[Start of section]
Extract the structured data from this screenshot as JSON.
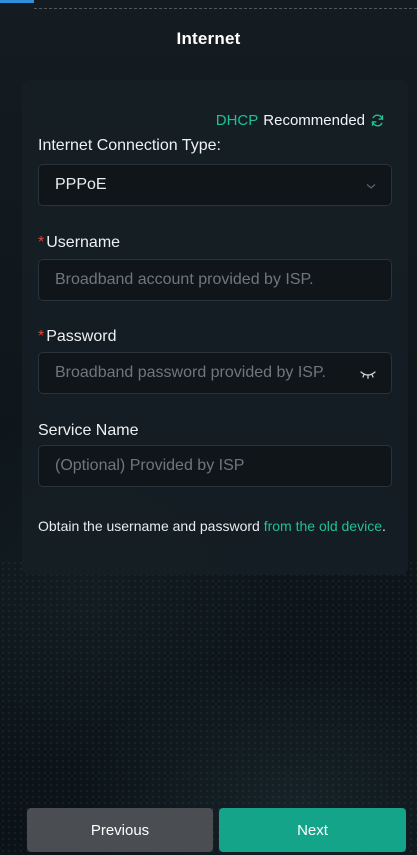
{
  "header": {
    "title": "Internet"
  },
  "recommend": {
    "protocol": "DHCP",
    "text": "Recommended"
  },
  "connection": {
    "label": "Internet Connection Type:",
    "value": "PPPoE"
  },
  "username": {
    "label": "Username",
    "placeholder": "Broadband account provided by ISP."
  },
  "password": {
    "label": "Password",
    "placeholder": "Broadband password provided by ISP."
  },
  "service": {
    "label": "Service Name",
    "placeholder": "(Optional) Provided by ISP"
  },
  "hint": {
    "text": "Obtain the username and password ",
    "link": "from the old device",
    "end": "."
  },
  "buttons": {
    "previous": "Previous",
    "next": "Next"
  },
  "colors": {
    "accent": "#1ec09a",
    "required": "#e0453c",
    "primary_button": "#14a48a",
    "secondary_button": "#4a4d51"
  },
  "icons": {
    "refresh": "refresh-icon",
    "dropdown": "chevron-down-icon",
    "password_toggle": "eye-closed-icon"
  }
}
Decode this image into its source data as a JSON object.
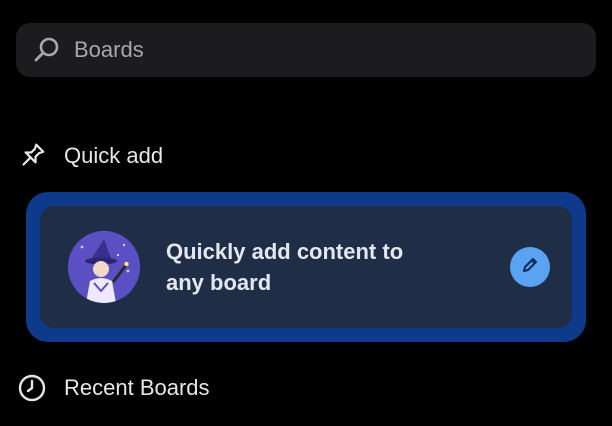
{
  "search": {
    "placeholder": "Boards",
    "icon": "search-icon"
  },
  "quick_add": {
    "header_label": "Quick add",
    "header_icon": "pin-icon",
    "card_text": "Quickly add content to any board",
    "edit_icon": "pencil-icon",
    "illustration": "wizard-illustration"
  },
  "recent_boards": {
    "header_label": "Recent Boards",
    "header_icon": "clock-icon"
  },
  "colors": {
    "background": "#000000",
    "search_bg": "#1c1c1f",
    "card_outer": "#0e3a8c",
    "card_inner": "#1f2d47",
    "accent": "#5aa2f2",
    "illustration_bg": "#5b4fc4"
  }
}
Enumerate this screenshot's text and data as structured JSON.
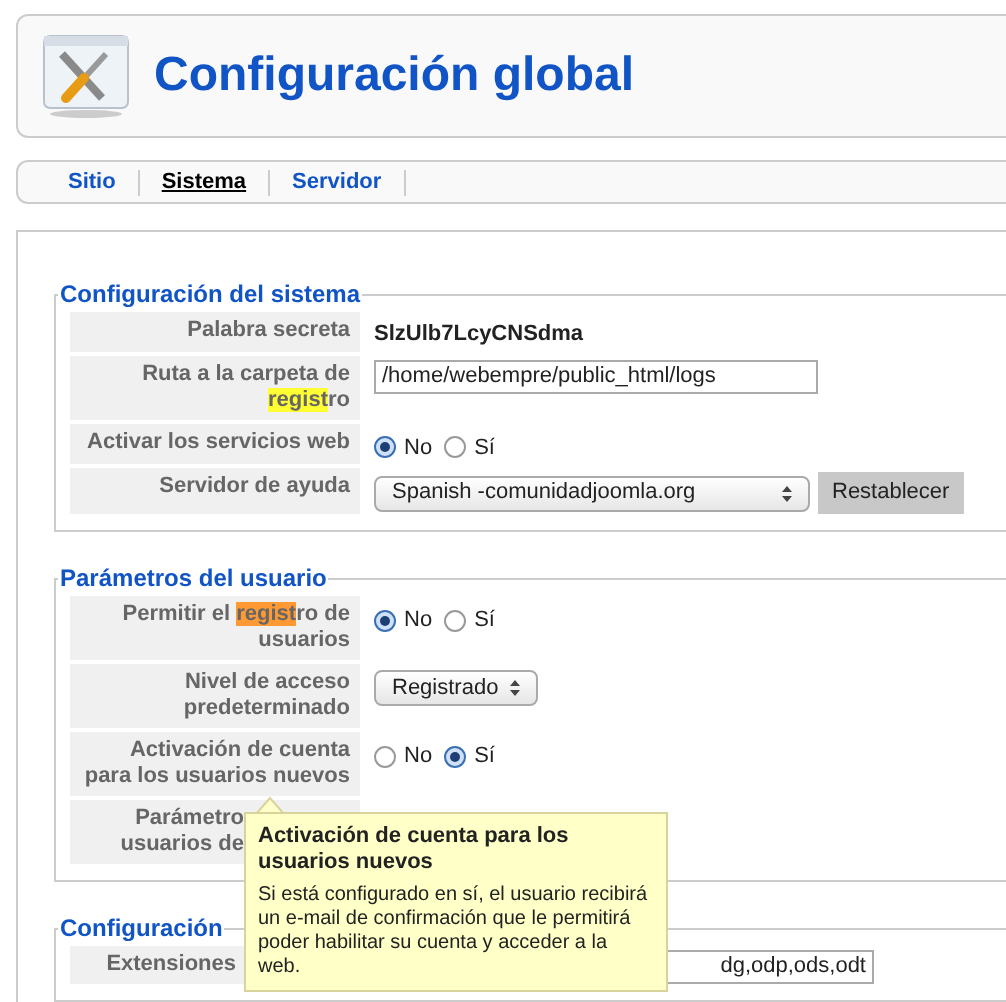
{
  "header": {
    "title": "Configuración global"
  },
  "tabs": [
    {
      "label": "Sitio",
      "selected": false
    },
    {
      "label": "Sistema",
      "selected": true
    },
    {
      "label": "Servidor",
      "selected": false
    }
  ],
  "sections": [
    {
      "title": "Configuración del sistema",
      "rows": [
        {
          "kind": "text",
          "label": "Palabra secreta",
          "value": "SlzUlb7LcyCNSdma"
        },
        {
          "kind": "input",
          "label": "Ruta a la carpeta de ",
          "highlight": "regist",
          "label_after": "ro",
          "color": "#ffff33",
          "value": "/home/webempre/public_html/logs"
        },
        {
          "kind": "radio",
          "label": "Activar los servicios web",
          "options": [
            {
              "label": "No",
              "selected": true
            },
            {
              "label": "Sí",
              "selected": false
            }
          ]
        },
        {
          "kind": "select",
          "label": "Servidor de ayuda",
          "value": "Spanish -comunidadjoomla.org",
          "button": "Restablecer"
        }
      ]
    },
    {
      "title": "Parámetros del usuario",
      "rows": [
        {
          "kind": "radio",
          "label": "Permitir el ",
          "highlight": "regist",
          "label_after": "ro de usuarios",
          "color": "#ff9933",
          "options": [
            {
              "label": "No",
              "selected": true
            },
            {
              "label": "Sí",
              "selected": false
            }
          ]
        },
        {
          "kind": "small-select",
          "label": "Nivel de acceso predeterminado",
          "value": "Registrado"
        },
        {
          "kind": "radio",
          "label": "Activación de cuenta para los usuarios nuevos",
          "options": [
            {
              "label": "No",
              "selected": false
            },
            {
              "label": "Sí",
              "selected": true
            }
          ]
        },
        {
          "kind": "blank",
          "label_lines": [
            "Parámetro",
            "usuarios de"
          ]
        }
      ]
    },
    {
      "title": "Configuración",
      "rows": [
        {
          "kind": "input",
          "label": "Extensiones",
          "value": "dg,odp,ods,odt"
        }
      ]
    }
  ],
  "tooltip": {
    "title": "Activación de cuenta para los usuarios nuevos",
    "text": "Si está configurado en sí, el usuario recibirá un e-mail de confirmación que le permitirá poder habilitar su cuenta y acceder a la web."
  }
}
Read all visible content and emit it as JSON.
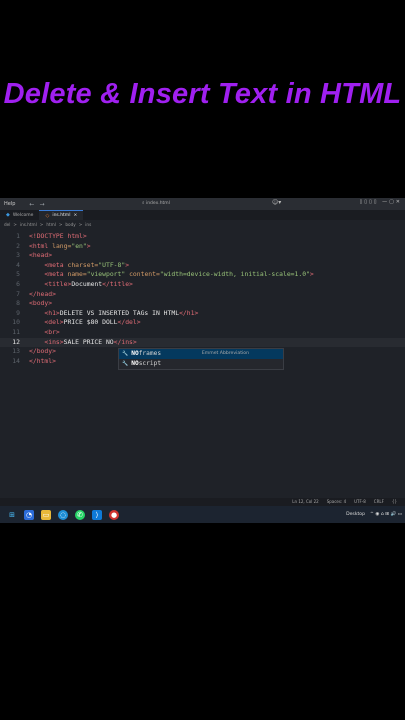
{
  "banner_title": "Delete & Insert Text in HTML",
  "menubar": {
    "help": "Help",
    "search": "index.html",
    "nav_back": "←",
    "nav_fwd": "→"
  },
  "tabs": [
    {
      "label": "Welcome",
      "icon": "vscode-icon"
    },
    {
      "label": "ins.html",
      "icon": "html-file-icon",
      "close": "×"
    }
  ],
  "breadcrumb": [
    "del",
    ">",
    "ins.html",
    ">",
    "html",
    ">",
    "body",
    ">",
    "ins"
  ],
  "code": {
    "line_numbers": [
      "1",
      "2",
      "3",
      "4",
      "5",
      "6",
      "7",
      "8",
      "9",
      "10",
      "11",
      "12",
      "13",
      "14"
    ],
    "l1": "<!DOCTYPE html>",
    "l2_tag": "<html",
    "l2_attr": " lang=",
    "l2_val": "\"en\"",
    "l2_end": ">",
    "l3": "<head>",
    "l4_tag": "<meta",
    "l4_attr": " charset=",
    "l4_val": "\"UTF-8\"",
    "l4_end": ">",
    "l5_tag": "<meta",
    "l5_attr1": " name=",
    "l5_val1": "\"viewport\"",
    "l5_attr2": " content=",
    "l5_val2": "\"width=device-width, initial-scale=1.0\"",
    "l5_end": ">",
    "l6_open": "<title>",
    "l6_text": "Document",
    "l6_close": "</title>",
    "l7": "</head>",
    "l8": "<body>",
    "l9_open": "<h1>",
    "l9_text": "DELETE VS INSERTED TAGs IN HTML",
    "l9_close": "</h1>",
    "l10_open": "<del>",
    "l10_text": "PRICE $80 DOLL",
    "l10_close": "</del>",
    "l11": "<br>",
    "l12_open": "<ins>",
    "l12_text": "SALE PRICE NO",
    "l12_close": "</ins>",
    "l13": "</body>",
    "l14": "</html>"
  },
  "suggestions": [
    {
      "match": "NO",
      "rest": "frames",
      "detail": "Emmet Abbreviation",
      "icon": "wrench-icon"
    },
    {
      "match": "NO",
      "rest": "script",
      "detail": "",
      "icon": "wrench-icon"
    }
  ],
  "statusbar": {
    "position": "Ln 12, Col 22",
    "spaces": "Spaces: 4",
    "encoding": "UTF-8",
    "eol": "CRLF",
    "brackets": "{}"
  },
  "taskbar": {
    "desktop": "Desktop",
    "tray": "^ ◉ ⌂ ⊞ 🔊 ▭"
  }
}
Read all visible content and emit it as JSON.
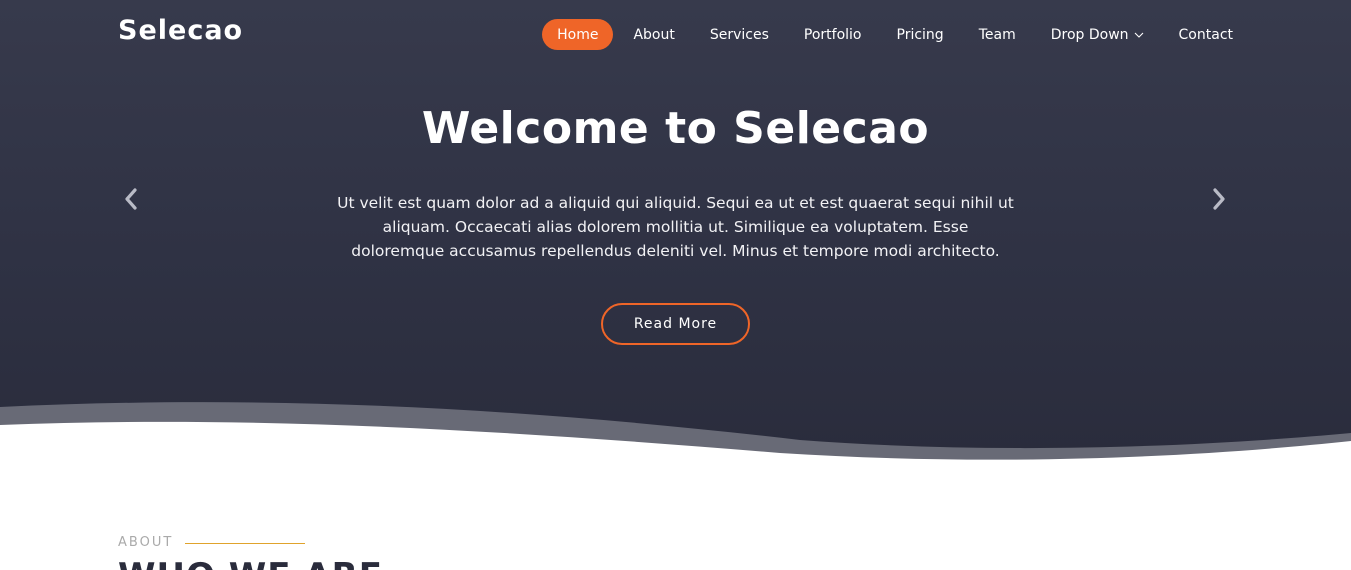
{
  "header": {
    "logo": "Selecao",
    "nav": [
      {
        "label": "Home",
        "active": true
      },
      {
        "label": "About"
      },
      {
        "label": "Services"
      },
      {
        "label": "Portfolio"
      },
      {
        "label": "Pricing"
      },
      {
        "label": "Team"
      },
      {
        "label": "Drop Down",
        "has_dropdown": true
      },
      {
        "label": "Contact"
      }
    ]
  },
  "hero": {
    "title": "Welcome to Selecao",
    "text": "Ut velit est quam dolor ad a aliquid qui aliquid. Sequi ea ut et est quaerat sequi nihil ut aliquam. Occaecati alias dolorem mollitia ut. Similique ea voluptatem. Esse doloremque accusamus repellendus deleniti vel. Minus et tempore modi architecto.",
    "button": "Read More",
    "prev_icon": "chevron-left-icon",
    "next_icon": "chevron-right-icon"
  },
  "about": {
    "label": "ABOUT",
    "heading": "WHO WE ARE"
  },
  "colors": {
    "accent": "#ef6528",
    "hero_bg": "#2f3244",
    "about_line": "#e0a32c"
  }
}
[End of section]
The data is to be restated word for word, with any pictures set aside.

**OUTPUT OF THE EXERCISE**
Extract the structured data from this screenshot as JSON.
{
  "header": {
    "title": "Internet"
  },
  "recommend": {
    "protocol": "DHCP",
    "text": "Recommended"
  },
  "connection": {
    "label": "Internet Connection Type:",
    "value": "PPPoE"
  },
  "username": {
    "label": "Username",
    "placeholder": "Broadband account provided by ISP."
  },
  "password": {
    "label": "Password",
    "placeholder": "Broadband password provided by ISP."
  },
  "service": {
    "label": "Service Name",
    "placeholder": "(Optional) Provided by ISP"
  },
  "hint": {
    "text": "Obtain the username and password ",
    "link": "from the old device",
    "end": "."
  },
  "buttons": {
    "previous": "Previous",
    "next": "Next"
  },
  "colors": {
    "accent": "#1ec09a",
    "required": "#e0453c",
    "primary_button": "#14a48a",
    "secondary_button": "#4a4d51"
  },
  "icons": {
    "refresh": "refresh-icon",
    "dropdown": "chevron-down-icon",
    "password_toggle": "eye-closed-icon"
  }
}
Decode this image into its source data as a JSON object.
{
  "search": {
    "placeholder": "Boards",
    "icon": "search-icon"
  },
  "quick_add": {
    "header_label": "Quick add",
    "header_icon": "pin-icon",
    "card_text": "Quickly add content to any board",
    "edit_icon": "pencil-icon",
    "illustration": "wizard-illustration"
  },
  "recent_boards": {
    "header_label": "Recent Boards",
    "header_icon": "clock-icon"
  },
  "colors": {
    "background": "#000000",
    "search_bg": "#1c1c1f",
    "card_outer": "#0e3a8c",
    "card_inner": "#1f2d47",
    "accent": "#5aa2f2",
    "illustration_bg": "#5b4fc4"
  }
}
Enumerate this screenshot's text and data as structured JSON.
{
  "header": {
    "title": "Configuración global"
  },
  "tabs": [
    {
      "label": "Sitio",
      "selected": false
    },
    {
      "label": "Sistema",
      "selected": true
    },
    {
      "label": "Servidor",
      "selected": false
    }
  ],
  "sections": [
    {
      "title": "Configuración del sistema",
      "rows": [
        {
          "kind": "text",
          "label": "Palabra secreta",
          "value": "SlzUlb7LcyCNSdma"
        },
        {
          "kind": "input",
          "label": "Ruta a la carpeta de ",
          "highlight": "regist",
          "label_after": "ro",
          "color": "#ffff33",
          "value": "/home/webempre/public_html/logs"
        },
        {
          "kind": "radio",
          "label": "Activar los servicios web",
          "options": [
            {
              "label": "No",
              "selected": true
            },
            {
              "label": "Sí",
              "selected": false
            }
          ]
        },
        {
          "kind": "select",
          "label": "Servidor de ayuda",
          "value": "Spanish -comunidadjoomla.org",
          "button": "Restablecer"
        }
      ]
    },
    {
      "title": "Parámetros del usuario",
      "rows": [
        {
          "kind": "radio",
          "label": "Permitir el ",
          "highlight": "regist",
          "label_after": "ro de usuarios",
          "color": "#ff9933",
          "options": [
            {
              "label": "No",
              "selected": true
            },
            {
              "label": "Sí",
              "selected": false
            }
          ]
        },
        {
          "kind": "small-select",
          "label": "Nivel de acceso predeterminado",
          "value": "Registrado"
        },
        {
          "kind": "radio",
          "label": "Activación de cuenta para los usuarios nuevos",
          "options": [
            {
              "label": "No",
              "selected": false
            },
            {
              "label": "Sí",
              "selected": true
            }
          ]
        },
        {
          "kind": "blank",
          "label_lines": [
            "Parámetro",
            "usuarios de"
          ]
        }
      ]
    },
    {
      "title": "Configuración",
      "rows": [
        {
          "kind": "input",
          "label": "Extensiones",
          "value": "dg,odp,ods,odt"
        }
      ]
    }
  ],
  "tooltip": {
    "title": "Activación de cuenta para los usuarios nuevos",
    "text": "Si está configurado en sí, el usuario recibirá un e-mail de confirmación que le permitirá poder habilitar su cuenta y acceder a la web."
  }
}
Read all visible content and emit it as JSON.
{
  "banner_title": "Delete & Insert Text in HTML",
  "menubar": {
    "help": "Help",
    "search": "index.html",
    "nav_back": "←",
    "nav_fwd": "→"
  },
  "tabs": [
    {
      "label": "Welcome",
      "icon": "vscode-icon"
    },
    {
      "label": "ins.html",
      "icon": "html-file-icon",
      "close": "×"
    }
  ],
  "breadcrumb": [
    "del",
    ">",
    "ins.html",
    ">",
    "html",
    ">",
    "body",
    ">",
    "ins"
  ],
  "code": {
    "line_numbers": [
      "1",
      "2",
      "3",
      "4",
      "5",
      "6",
      "7",
      "8",
      "9",
      "10",
      "11",
      "12",
      "13",
      "14"
    ],
    "l1": "<!DOCTYPE html>",
    "l2_tag": "<html",
    "l2_attr": " lang=",
    "l2_val": "\"en\"",
    "l2_end": ">",
    "l3": "<head>",
    "l4_tag": "<meta",
    "l4_attr": " charset=",
    "l4_val": "\"UTF-8\"",
    "l4_end": ">",
    "l5_tag": "<meta",
    "l5_attr1": " name=",
    "l5_val1": "\"viewport\"",
    "l5_attr2": " content=",
    "l5_val2": "\"width=device-width, initial-scale=1.0\"",
    "l5_end": ">",
    "l6_open": "<title>",
    "l6_text": "Document",
    "l6_close": "</title>",
    "l7": "</head>",
    "l8": "<body>",
    "l9_open": "<h1>",
    "l9_text": "DELETE VS INSERTED TAGs IN HTML",
    "l9_close": "</h1>",
    "l10_open": "<del>",
    "l10_text": "PRICE $80 DOLL",
    "l10_close": "</del>",
    "l11": "<br>",
    "l12_open": "<ins>",
    "l12_text": "SALE PRICE NO",
    "l12_close": "</ins>",
    "l13": "</body>",
    "l14": "</html>"
  },
  "suggestions": [
    {
      "match": "NO",
      "rest": "frames",
      "detail": "Emmet Abbreviation",
      "icon": "wrench-icon"
    },
    {
      "match": "NO",
      "rest": "script",
      "detail": "",
      "icon": "wrench-icon"
    }
  ],
  "statusbar": {
    "position": "Ln 12, Col 22",
    "spaces": "Spaces: 4",
    "encoding": "UTF-8",
    "eol": "CRLF",
    "brackets": "{}"
  },
  "taskbar": {
    "desktop": "Desktop",
    "tray": "^ ◉ ⌂ ⊞ 🔊 ▭"
  }
}
Read all visible content and emit it as JSON.
{
  "header": {
    "logo": "Selecao",
    "nav": [
      {
        "label": "Home",
        "active": true
      },
      {
        "label": "About"
      },
      {
        "label": "Services"
      },
      {
        "label": "Portfolio"
      },
      {
        "label": "Pricing"
      },
      {
        "label": "Team"
      },
      {
        "label": "Drop Down",
        "has_dropdown": true
      },
      {
        "label": "Contact"
      }
    ]
  },
  "hero": {
    "title": "Welcome to Selecao",
    "text": "Ut velit est quam dolor ad a aliquid qui aliquid. Sequi ea ut et est quaerat sequi nihil ut aliquam. Occaecati alias dolorem mollitia ut. Similique ea voluptatem. Esse doloremque accusamus repellendus deleniti vel. Minus et tempore modi architecto.",
    "button": "Read More",
    "prev_icon": "chevron-left-icon",
    "next_icon": "chevron-right-icon"
  },
  "about": {
    "label": "ABOUT",
    "heading": "WHO WE ARE"
  },
  "colors": {
    "accent": "#ef6528",
    "hero_bg": "#2f3244",
    "about_line": "#e0a32c"
  }
}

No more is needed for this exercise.